Required action: Find the lines holding the string "リネーム" in the data, then copy all of them.

Web page and app entries:
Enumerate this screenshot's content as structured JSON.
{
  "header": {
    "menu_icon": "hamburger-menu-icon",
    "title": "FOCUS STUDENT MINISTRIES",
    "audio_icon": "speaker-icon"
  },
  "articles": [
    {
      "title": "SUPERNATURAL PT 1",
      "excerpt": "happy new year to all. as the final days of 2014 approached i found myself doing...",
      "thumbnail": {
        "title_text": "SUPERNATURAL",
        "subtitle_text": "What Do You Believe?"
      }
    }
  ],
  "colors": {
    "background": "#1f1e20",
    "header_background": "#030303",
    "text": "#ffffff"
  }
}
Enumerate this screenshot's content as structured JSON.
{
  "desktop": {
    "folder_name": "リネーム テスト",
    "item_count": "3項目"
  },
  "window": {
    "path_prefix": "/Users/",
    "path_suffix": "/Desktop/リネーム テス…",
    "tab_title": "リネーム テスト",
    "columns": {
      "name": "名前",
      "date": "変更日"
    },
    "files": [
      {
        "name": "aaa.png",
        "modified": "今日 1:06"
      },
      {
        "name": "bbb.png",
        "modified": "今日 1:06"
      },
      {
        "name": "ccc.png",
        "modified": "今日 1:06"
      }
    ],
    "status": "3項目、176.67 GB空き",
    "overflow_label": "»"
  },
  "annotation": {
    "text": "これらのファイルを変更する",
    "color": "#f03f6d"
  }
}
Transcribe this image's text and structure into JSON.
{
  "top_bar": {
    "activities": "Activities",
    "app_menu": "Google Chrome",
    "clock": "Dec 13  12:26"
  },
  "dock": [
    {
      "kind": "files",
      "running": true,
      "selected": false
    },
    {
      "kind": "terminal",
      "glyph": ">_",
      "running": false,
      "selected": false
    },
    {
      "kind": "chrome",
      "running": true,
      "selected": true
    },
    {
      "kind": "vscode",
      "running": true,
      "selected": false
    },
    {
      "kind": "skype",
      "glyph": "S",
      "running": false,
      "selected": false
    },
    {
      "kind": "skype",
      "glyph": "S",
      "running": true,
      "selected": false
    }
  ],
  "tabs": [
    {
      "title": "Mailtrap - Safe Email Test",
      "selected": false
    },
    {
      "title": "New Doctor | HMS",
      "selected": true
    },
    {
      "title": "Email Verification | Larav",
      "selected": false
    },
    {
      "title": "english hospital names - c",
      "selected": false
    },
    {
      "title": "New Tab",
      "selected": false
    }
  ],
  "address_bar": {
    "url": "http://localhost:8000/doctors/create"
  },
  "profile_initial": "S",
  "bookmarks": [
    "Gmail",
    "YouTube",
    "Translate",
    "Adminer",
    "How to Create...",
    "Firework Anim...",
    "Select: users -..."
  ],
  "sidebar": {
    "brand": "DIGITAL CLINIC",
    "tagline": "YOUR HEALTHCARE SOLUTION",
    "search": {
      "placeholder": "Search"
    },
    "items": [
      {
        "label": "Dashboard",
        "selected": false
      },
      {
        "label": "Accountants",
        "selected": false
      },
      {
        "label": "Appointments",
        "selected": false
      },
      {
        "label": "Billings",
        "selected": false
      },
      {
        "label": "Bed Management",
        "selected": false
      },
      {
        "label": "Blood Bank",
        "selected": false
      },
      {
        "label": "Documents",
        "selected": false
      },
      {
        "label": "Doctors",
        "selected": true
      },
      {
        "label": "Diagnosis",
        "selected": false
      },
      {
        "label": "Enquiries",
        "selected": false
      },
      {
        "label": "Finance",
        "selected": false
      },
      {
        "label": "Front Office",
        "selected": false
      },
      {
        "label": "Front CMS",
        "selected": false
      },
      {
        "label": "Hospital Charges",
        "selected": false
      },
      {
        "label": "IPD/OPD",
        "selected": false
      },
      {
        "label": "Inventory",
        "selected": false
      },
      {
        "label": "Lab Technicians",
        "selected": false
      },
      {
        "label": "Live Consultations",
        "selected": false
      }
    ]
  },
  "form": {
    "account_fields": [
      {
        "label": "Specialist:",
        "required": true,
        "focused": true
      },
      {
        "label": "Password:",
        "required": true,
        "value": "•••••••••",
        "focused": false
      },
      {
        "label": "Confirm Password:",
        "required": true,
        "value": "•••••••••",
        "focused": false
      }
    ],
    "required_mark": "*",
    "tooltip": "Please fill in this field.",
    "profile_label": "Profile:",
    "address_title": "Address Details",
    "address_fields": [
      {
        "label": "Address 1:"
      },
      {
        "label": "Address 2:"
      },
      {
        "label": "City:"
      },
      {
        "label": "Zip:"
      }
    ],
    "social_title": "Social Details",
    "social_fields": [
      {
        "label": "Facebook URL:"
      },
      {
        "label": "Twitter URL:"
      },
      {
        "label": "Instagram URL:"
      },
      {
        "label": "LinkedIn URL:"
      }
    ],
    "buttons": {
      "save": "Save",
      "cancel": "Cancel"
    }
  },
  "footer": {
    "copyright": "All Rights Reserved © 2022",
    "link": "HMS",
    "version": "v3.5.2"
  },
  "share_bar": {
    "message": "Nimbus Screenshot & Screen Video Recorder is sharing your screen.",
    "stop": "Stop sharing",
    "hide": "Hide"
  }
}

Answer to this problem:
    "folder_name": "リネーム テスト",
    "path_suffix": "/Desktop/リネーム テス…",
    "tab_title": "リネーム テスト",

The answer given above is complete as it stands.